In each part of town youíll have a safe house, where you can store vehicles, recoup health, change clothes, and save your game. Changing your clothes is tedious and a waste of time. Itís very frustrating to drive across town for a job, find out you canít do it wearing the clothes your in, drive back to your safe house, change, and then drive all the way back to the job. Itís also incredibly inconvenient to not be able to save anywhere, even if youíre likely to be playing longer on the PS2 than you would on the PSP Ė at least you could put the PSP in sleep mode if you wanted a break.

The gameís biggest issue on the PSP was that the controls were difficult to manage; a problem which is non-existent in the PS2 version of the game. The same comfortable controls youíve grown accustomed to over the years are here, and youíll instantly feel right at home. For some reason, most of the vehicles donít handle very well. Even veterans of the series will find the cars unresponsive and easy to flip over. Motorcycles are far too easy to spin out, and boatsÖtheyíre a mess.

The only area where the PS2 is lacking compared to the PSP version is that the PSPís addictive multiplayer modes are nowhere to be found. If this was a full-priced game I would have expected to have found some new games in their place, but for $20, you canít be too upset.

From an artistic standpoint, Liberty City Stories isnít a whole lot to look at. The characters arenít very detailed and the city is a bit bland, but thatís not news to anyone who spent time playing GTA: III. This was easier to swallow on the PSP, but when playing on a giant TV, the gameís pretty rough on the eyes. The draw distance is a little bit better in the PS2 version, and the framerate seems to be a little more stable, though it wasnít really a big problem on the PSP. The cut-scenes are all real-time, and are well done. Character design is par for the course, but thatís a good thing, as the main characters each have their own unique look that fits the game perfectly; their names are often hilarious as well.

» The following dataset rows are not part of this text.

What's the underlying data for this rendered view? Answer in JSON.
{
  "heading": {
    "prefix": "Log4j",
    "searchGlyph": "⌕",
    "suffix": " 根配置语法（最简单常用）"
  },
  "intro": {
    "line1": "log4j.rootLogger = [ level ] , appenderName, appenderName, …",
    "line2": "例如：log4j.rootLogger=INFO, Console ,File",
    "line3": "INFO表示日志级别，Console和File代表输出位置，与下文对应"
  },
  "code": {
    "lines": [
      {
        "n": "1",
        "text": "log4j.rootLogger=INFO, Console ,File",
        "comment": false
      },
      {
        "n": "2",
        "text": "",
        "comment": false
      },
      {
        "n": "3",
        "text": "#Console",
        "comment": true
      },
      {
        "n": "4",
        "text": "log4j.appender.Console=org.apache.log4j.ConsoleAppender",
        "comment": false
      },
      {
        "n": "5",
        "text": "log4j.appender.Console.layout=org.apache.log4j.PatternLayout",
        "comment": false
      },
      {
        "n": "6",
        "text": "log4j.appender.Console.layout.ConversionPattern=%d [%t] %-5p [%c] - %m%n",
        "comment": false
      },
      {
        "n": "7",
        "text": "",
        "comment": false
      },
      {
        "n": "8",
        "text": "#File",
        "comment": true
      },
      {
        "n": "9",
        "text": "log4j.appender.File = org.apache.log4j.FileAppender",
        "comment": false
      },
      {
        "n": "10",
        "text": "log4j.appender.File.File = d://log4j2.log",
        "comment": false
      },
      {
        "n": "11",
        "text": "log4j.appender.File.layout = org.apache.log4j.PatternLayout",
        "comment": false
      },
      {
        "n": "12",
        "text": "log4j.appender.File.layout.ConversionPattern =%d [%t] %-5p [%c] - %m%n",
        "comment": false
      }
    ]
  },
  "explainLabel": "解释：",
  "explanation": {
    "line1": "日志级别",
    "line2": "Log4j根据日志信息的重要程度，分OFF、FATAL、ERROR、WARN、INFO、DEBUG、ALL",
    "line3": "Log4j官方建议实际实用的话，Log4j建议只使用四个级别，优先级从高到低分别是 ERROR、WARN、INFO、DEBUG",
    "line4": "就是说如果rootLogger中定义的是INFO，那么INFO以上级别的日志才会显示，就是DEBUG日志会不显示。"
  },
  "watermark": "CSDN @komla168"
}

Previous GTA games have been voiced by a number of Hollywood stars, which started an industry-wide trend of getting competent voice actors instead of bored sounding programmers to record dialog. Liberty City Stories doesnít have any big-name talent, but the performances are very good, and on the same level as the previous games.

As is the case with every GTA game, thereís a full compliment of radio stations into the game. Rather than using licensed music, like the last two games, Liberty City Stories uses original music in a variety of genres Ė Rap, rock, pop, and even classical music. There are DJís for every station, and as usual, they have tons of insane and hilarious things to say. The commercials are top-notch; one of the best being the one that pokes fun at licensed kart racing videogames Ė itís priceless.

Since Sony dropped the ball on the PS2 Hard Drive, you canít use your own tunes in the game. Donít worry, it was such a convoluted process on the PSP that the feature isnít really missed; plus the soundtrack is really good.

If youíre a fan of any previous Grand Theft Auto games, and you didnít play Liberty City Stories on the PSP, thereís no reason that you wonít have a great time with this game Ė especially at $20. If you played the heck out of the game on the PSP, thereís really no reason to play it again on the PSP, as it hasnít really been improved in any way. Donít think of it as a sequel to San Andreas; think of it as an inexpensive way to pass the time while waiting for GTA to appear on the PlayStation 3.


6/22/2006   Aaron Thomas